→ Instructions to follow: The records are to be repeated in full. Every line must match.

::::::::

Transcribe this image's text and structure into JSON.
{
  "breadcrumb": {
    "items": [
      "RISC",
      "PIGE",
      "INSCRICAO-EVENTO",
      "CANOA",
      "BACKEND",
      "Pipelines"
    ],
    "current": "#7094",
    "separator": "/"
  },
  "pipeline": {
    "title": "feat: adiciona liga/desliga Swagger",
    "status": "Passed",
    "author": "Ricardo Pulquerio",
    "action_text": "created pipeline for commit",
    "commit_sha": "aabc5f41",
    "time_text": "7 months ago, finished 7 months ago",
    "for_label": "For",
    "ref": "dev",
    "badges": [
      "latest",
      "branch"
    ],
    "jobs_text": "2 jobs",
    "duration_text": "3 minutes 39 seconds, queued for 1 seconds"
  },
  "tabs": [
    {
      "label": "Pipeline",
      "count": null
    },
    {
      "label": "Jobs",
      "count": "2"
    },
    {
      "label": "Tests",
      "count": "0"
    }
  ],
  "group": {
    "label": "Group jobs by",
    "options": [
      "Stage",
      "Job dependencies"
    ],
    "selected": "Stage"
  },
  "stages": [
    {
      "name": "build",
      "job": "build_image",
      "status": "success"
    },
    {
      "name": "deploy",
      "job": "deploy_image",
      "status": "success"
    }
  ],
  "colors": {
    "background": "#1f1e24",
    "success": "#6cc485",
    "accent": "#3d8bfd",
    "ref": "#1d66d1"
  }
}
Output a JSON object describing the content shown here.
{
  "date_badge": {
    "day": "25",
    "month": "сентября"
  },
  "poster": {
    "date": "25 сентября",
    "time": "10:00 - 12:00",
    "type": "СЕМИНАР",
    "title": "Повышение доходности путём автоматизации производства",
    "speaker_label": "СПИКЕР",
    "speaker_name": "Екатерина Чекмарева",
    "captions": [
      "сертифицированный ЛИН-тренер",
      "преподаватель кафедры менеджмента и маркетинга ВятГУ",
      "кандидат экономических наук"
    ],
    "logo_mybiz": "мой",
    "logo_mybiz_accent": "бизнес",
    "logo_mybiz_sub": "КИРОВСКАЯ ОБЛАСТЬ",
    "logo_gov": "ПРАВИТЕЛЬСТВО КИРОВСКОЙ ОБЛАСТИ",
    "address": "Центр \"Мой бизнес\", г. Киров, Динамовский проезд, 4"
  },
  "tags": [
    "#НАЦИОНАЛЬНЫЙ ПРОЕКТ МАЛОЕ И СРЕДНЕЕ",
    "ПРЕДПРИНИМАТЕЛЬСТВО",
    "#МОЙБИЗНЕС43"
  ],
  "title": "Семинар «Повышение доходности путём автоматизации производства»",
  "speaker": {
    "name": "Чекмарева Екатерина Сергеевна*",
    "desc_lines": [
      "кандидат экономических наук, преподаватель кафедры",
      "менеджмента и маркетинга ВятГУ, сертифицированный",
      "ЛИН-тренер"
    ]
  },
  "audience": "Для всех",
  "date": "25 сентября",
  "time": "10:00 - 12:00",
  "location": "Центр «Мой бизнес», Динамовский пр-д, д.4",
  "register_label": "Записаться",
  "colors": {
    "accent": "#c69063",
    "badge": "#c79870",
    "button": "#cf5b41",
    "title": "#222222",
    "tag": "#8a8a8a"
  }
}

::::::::

→ Task output:
Transcribe this image's text and structure into JSON.
{
  "breadcrumb": {
    "items": [
      "RISC",
      "PIGE",
      "INSCRICAO-EVENTO",
      "CANOA",
      "BACKEND",
      "Pipelines"
    ],
    "current": "#7094",
    "separator": "/"
  },
  "pipeline": {
    "title": "feat: adiciona liga/desliga Swagger",
    "status": "Passed",
    "author": "Ricardo Pulquerio",
    "action_text": "created pipeline for commit",
    "commit_sha": "aabc5f41",
    "time_text": "7 months ago, finished 7 months ago",
    "for_label": "For",
    "ref": "dev",
    "badges": [
      "latest",
      "branch"
    ],
    "jobs_text": "2 jobs",
    "duration_text": "3 minutes 39 seconds, queued for 1 seconds"
  },
  "tabs": [
    {
      "label": "Pipeline",
      "count": null
    },
    {
      "label": "Jobs",
      "count": "2"
    },
    {
      "label": "Tests",
      "count": "0"
    }
  ],
  "group": {
    "label": "Group jobs by",
    "options": [
      "Stage",
      "Job dependencies"
    ],
    "selected": "Stage"
  },
  "stages": [
    {
      "name": "build",
      "job": "build_image",
      "status": "success"
    },
    {
      "name": "deploy",
      "job": "deploy_image",
      "status": "success"
    }
  ],
  "colors": {
    "background": "#1f1e24",
    "success": "#6cc485",
    "accent": "#3d8bfd",
    "ref": "#1d66d1"
  }
}
Output a JSON object describing the content shown here.
{
  "date_badge": {
    "day": "25",
    "month": "сентября"
  },
  "poster": {
    "date": "25 сентября",
    "time": "10:00 - 12:00",
    "type": "СЕМИНАР",
    "title": "Повышение доходности путём автоматизации производства",
    "speaker_label": "СПИКЕР",
    "speaker_name": "Екатерина Чекмарева",
    "captions": [
      "сертифицированный ЛИН-тренер",
      "преподаватель кафедры менеджмента и маркетинга ВятГУ",
      "кандидат экономических наук"
    ],
    "logo_mybiz": "мой",
    "logo_mybiz_accent": "бизнес",
    "logo_mybiz_sub": "КИРОВСКАЯ ОБЛАСТЬ",
    "logo_gov": "ПРАВИТЕЛЬСТВО КИРОВСКОЙ ОБЛАСТИ",
    "address": "Центр \"Мой бизнес\", г. Киров, Динамовский проезд, 4"
  },
  "tags": [
    "#НАЦИОНАЛЬНЫЙ ПРОЕКТ МАЛОЕ И СРЕДНЕЕ",
    "ПРЕДПРИНИМАТЕЛЬСТВО",
    "#МОЙБИЗНЕС43"
  ],
  "title": "Семинар «Повышение доходности путём автоматизации производства»",
  "speaker": {
    "name": "Чекмарева Екатерина Сергеевна*",
    "desc_lines": [
      "кандидат экономических наук, преподаватель кафедры",
      "менеджмента и маркетинга ВятГУ, сертифицированный",
      "ЛИН-тренер"
    ]
  },
  "audience": "Для всех",
  "date": "25 сентября",
  "time": "10:00 - 12:00",
  "location": "Центр «Мой бизнес», Динамовский пр-д, д.4",
  "register_label": "Записаться",
  "colors": {
    "accent": "#c69063",
    "badge": "#c79870",
    "button": "#cf5b41",
    "title": "#222222",
    "tag": "#8a8a8a"
  }
}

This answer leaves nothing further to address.